      • (reply to crumb..)

        ..there was no lefty-grab-bag…

        ..the $5,000 tax free was to be brought in over three years..($3.30 a year..?..woo-hoo..!

        ..and the inclusion of the poorest into wff..

        ..was to be done by two thousand and fucken 18..!.

        ..six years away..


        ..which is all why labour failed yet again to reconnect with that 30% base ..

        ..who just looked up…saw it was more of the same same from labour..…

        ..and who then stayed at home/didn’t bother…

        ..if there was a lefty-grab-bag.. was on an extended lay-bye….

        ..not to be opened untill 2018…two govts/elections away..

        ..(sniggers/snorts of derision…eh..?..)

        [email protected]

  • Auto_immune

    It’s a bit early to claim that Shearer is the vanguard of right-wing policy when we haven’t seen much in the way of proper policy at all.

    •  (reply to bronk..)

      i forgot to mention you are also both incoherent and inchoate..

      [email protected]

      • ConwayCaptain

        The POT calling the Kettle Black

      • johnbronkhorst

        So I’m right…you just don’t get it…Is your other name Chris Hipkins by any chance?

  • johnbronkhorst

    Thanks for the……… support ??…..captain…I think.

    •  heh..!..that was funny..bronk..

      [email protected]

      • johnbronkhorst

        It is the first step of your education…first we entertain. Then when we have your attention….we teach!! and NO I am not a teacher!!

  • Again, sorry Phil, didn’t catch that. It’s like reading Haiku written by a dribbling alcoholic with end stage dementia. And apparently you have your own blog? Well done you.

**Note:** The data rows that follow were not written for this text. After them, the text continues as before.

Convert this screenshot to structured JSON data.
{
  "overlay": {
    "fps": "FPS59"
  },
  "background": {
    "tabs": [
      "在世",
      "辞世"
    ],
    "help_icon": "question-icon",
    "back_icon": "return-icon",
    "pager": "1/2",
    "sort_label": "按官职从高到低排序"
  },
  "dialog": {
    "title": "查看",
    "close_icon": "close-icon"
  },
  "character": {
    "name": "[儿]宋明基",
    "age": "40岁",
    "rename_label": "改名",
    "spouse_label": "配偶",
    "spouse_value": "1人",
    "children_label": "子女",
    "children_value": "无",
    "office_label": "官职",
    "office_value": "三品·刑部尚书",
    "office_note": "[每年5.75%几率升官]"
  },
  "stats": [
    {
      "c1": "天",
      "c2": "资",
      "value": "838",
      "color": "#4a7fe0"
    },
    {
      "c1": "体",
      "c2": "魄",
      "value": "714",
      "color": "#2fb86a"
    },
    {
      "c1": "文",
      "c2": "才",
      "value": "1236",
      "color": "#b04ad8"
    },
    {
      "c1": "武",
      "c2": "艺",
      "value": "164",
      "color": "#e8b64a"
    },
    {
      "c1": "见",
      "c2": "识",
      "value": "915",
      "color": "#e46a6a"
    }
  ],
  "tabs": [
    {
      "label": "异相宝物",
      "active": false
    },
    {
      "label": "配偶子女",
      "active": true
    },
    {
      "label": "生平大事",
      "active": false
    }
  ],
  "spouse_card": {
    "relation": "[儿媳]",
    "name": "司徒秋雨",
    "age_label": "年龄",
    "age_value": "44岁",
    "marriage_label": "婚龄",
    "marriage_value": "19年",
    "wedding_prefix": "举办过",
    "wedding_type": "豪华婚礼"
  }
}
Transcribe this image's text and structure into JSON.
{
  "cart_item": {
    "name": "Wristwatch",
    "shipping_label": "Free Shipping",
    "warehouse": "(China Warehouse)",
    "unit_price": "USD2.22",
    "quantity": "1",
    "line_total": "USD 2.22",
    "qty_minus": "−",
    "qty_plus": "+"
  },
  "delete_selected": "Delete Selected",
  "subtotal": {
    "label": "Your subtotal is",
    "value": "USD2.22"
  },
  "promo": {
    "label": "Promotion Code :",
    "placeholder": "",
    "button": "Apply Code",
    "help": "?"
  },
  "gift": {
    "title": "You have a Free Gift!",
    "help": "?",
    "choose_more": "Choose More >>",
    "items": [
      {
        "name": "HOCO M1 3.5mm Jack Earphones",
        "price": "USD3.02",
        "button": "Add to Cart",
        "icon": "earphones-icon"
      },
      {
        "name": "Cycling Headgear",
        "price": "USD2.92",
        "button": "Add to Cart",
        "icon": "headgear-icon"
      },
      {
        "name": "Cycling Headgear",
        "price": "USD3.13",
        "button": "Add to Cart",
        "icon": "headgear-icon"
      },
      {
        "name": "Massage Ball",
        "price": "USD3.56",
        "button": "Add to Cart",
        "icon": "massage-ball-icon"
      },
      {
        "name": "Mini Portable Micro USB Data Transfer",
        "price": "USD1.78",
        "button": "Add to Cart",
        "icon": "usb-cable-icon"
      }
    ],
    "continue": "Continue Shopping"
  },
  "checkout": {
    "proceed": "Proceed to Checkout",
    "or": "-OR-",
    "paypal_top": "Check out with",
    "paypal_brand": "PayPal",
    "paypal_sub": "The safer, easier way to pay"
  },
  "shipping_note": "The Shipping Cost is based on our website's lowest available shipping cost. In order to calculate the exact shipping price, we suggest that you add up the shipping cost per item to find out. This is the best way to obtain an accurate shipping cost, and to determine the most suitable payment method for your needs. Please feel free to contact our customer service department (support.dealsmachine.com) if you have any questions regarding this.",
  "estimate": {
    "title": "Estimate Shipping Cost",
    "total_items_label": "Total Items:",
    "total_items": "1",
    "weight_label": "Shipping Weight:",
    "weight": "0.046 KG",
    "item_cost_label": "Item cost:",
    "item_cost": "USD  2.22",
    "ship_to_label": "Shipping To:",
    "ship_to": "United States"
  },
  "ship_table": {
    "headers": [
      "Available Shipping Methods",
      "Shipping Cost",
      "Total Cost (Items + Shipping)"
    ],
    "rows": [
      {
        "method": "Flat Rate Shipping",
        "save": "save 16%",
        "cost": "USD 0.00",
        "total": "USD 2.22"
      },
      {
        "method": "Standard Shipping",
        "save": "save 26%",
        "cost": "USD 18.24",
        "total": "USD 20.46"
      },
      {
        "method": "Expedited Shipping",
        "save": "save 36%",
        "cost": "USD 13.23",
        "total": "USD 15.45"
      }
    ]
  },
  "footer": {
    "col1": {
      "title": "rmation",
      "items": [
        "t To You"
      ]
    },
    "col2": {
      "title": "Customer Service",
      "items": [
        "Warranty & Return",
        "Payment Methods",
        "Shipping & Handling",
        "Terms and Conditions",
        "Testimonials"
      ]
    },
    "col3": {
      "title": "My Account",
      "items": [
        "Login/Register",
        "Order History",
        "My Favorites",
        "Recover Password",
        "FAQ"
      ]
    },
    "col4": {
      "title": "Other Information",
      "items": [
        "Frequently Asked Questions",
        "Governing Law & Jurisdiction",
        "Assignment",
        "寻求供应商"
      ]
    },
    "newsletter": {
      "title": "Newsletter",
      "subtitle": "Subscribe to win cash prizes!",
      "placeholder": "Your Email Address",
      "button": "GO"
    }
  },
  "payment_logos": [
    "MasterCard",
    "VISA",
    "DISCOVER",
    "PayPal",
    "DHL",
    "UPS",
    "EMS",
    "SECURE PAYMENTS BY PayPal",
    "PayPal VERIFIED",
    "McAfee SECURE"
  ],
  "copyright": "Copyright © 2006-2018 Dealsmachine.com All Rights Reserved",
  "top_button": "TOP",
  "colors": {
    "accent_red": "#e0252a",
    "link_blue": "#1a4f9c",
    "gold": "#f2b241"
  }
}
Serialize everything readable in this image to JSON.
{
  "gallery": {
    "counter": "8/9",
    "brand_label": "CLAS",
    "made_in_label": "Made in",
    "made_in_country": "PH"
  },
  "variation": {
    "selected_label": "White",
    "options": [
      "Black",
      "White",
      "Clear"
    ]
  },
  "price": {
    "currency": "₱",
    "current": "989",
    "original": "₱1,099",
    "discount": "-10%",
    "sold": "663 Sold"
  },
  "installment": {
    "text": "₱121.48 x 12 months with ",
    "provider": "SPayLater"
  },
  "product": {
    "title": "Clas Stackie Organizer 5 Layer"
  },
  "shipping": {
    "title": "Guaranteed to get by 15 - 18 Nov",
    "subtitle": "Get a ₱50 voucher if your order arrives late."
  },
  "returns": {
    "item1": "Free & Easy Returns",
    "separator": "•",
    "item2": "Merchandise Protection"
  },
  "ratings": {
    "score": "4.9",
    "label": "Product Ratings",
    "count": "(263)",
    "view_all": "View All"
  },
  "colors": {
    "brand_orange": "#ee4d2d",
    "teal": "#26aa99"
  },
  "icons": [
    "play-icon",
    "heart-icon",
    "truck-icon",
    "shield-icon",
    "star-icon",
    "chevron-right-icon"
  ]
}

    • kiwi in america

      Webnomix – its what you’d expect – regurgitating Huffington Post, The Standard and Daily Kos talking points, all in his trademark irksome ……. style and with zero comments last time I looked.